Coaley Peak viewpoint and picnic site is one of my favourite wild places around Stroud and most evenings it offers an added bonus – a wonderful cooling breeze blowing off the Severn Estuary. After another day of delightfully hot weather (I’ve vowed not to complain about the present heatwave given how much English people moan when it’s raining, cold and generally miserable), an evening’s stroll here not only offers a wildflower spectacle but also the opportunity to cool down and take in an impressive view and sunset. There are picnic benches dotted around the meadow, and my family has enjoyed evening picnics there – much cooler than a lunchtime one as some of the benches are in shade from early evening onwards. This keeps my husband and daughter happy as they dislike strong sunlight (I sometimes wonder if I’m living with vampires, though I haven’t noticed them staring intently at my neck yet).

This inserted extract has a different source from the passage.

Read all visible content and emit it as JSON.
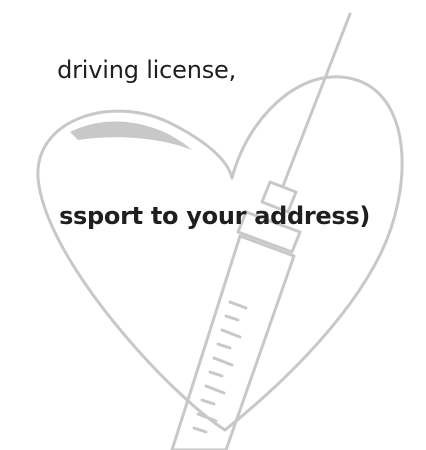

At this time of year, bleubell woods seem to be everywhere you turn – and that’s one of the (many) wonderful things about living in the Stroud district. Standish woods near Randwick village is one of the most popular woods around Stroud for a bluebell experience – partly thanks to the stunning views down the Severn Estuary, the flat path along the top of the wood, the good parking and the ice-cream van.
In the past, I’ve lead walks helping families get closer to wildlife and be inspired by the outdoors. A regular comment that took me aback was parents admitting that these events helped them discover places where they could take their children in the future. Even though they really wanted their children to spend time amongst nature, they didn’t know where to go ‘out there’ in the countryside.
So, here are five places I’d recommend where families can have some fun, fresh air and do a bit of wildlife watching (and all for free):
OK, so the Water Park isn’t technically in Stroud district but it’s not far away and Cleveland Lakes near Ashton Keynes are almost a dead-cert for hearing cuckoos. This part of the park is also wonderfully tranquil, beautiful and offers habitat that we have very little of in Stroud’s valleys and vale apart from WWT Slimbridge. Thanks to the large reedbeds, luxuriant hedgerows and ample tree cover, the air was full of bird song when myself and friends walked around it yesterday evening. We’d only walked for a few minutes and were still close to the car park when we heard the cuckoo calling – what a result! It continued its appeal to any passing females all the time we were there.